▸ Description of the task:
Can you find the lines of the listing that include "window" and copy every one?

[Start of Attachment]

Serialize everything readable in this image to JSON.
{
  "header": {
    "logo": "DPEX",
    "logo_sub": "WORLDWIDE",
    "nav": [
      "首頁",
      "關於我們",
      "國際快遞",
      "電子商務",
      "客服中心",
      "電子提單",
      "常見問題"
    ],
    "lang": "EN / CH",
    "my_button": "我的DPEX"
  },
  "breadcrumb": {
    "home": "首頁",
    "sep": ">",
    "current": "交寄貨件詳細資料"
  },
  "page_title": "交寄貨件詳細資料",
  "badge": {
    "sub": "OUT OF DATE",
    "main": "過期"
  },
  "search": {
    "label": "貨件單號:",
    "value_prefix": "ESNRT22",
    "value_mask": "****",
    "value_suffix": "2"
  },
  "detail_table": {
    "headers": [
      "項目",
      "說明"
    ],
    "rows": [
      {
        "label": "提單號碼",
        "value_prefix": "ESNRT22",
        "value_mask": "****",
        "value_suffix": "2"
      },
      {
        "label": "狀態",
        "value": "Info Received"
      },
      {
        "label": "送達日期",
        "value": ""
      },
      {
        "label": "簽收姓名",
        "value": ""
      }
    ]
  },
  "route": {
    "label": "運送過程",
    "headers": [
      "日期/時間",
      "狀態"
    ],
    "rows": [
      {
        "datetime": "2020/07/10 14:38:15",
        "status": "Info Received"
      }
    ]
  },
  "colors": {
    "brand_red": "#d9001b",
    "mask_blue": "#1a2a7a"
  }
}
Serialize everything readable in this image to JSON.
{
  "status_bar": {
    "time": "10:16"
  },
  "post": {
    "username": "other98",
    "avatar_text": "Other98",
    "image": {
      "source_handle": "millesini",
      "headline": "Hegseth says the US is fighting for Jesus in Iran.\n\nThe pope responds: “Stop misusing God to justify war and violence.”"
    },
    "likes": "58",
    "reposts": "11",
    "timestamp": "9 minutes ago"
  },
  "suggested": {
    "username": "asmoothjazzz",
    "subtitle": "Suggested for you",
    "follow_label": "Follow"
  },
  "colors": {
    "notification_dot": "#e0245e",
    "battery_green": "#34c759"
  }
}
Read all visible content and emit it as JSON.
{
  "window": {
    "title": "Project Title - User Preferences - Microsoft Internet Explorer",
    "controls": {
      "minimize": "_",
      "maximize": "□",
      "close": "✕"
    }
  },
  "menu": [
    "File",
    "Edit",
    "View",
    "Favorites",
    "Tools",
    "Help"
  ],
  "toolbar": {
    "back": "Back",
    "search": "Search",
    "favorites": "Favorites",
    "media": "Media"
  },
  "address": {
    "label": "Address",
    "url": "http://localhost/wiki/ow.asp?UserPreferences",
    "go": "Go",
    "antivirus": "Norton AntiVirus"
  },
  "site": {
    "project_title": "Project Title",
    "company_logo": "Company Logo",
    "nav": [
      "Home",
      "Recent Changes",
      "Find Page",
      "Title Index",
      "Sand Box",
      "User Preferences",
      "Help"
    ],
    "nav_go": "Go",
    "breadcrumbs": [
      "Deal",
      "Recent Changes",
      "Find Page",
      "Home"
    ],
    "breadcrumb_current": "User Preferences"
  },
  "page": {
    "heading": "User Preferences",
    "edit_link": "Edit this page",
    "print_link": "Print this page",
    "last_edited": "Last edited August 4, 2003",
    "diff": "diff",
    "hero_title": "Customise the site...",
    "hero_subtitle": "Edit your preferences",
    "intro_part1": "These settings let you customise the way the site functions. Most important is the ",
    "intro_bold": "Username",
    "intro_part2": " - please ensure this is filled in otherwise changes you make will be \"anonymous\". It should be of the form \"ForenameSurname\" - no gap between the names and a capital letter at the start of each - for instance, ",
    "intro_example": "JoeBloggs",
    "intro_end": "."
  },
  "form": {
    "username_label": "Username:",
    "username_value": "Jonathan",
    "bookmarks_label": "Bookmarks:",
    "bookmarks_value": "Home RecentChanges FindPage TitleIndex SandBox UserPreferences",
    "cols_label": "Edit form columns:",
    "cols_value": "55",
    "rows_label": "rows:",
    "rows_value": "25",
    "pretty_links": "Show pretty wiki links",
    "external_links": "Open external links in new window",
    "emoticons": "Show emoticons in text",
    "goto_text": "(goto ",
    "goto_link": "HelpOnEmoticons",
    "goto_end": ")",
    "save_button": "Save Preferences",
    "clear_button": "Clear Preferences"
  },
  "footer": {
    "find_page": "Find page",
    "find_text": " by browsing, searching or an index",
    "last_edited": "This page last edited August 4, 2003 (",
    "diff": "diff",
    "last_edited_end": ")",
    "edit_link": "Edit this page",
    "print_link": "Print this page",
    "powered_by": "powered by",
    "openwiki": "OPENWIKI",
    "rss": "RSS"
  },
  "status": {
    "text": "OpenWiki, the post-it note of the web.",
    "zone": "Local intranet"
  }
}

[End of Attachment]

▸ Output of the task:
  "window": {
    "external_links": "Open external links in new window",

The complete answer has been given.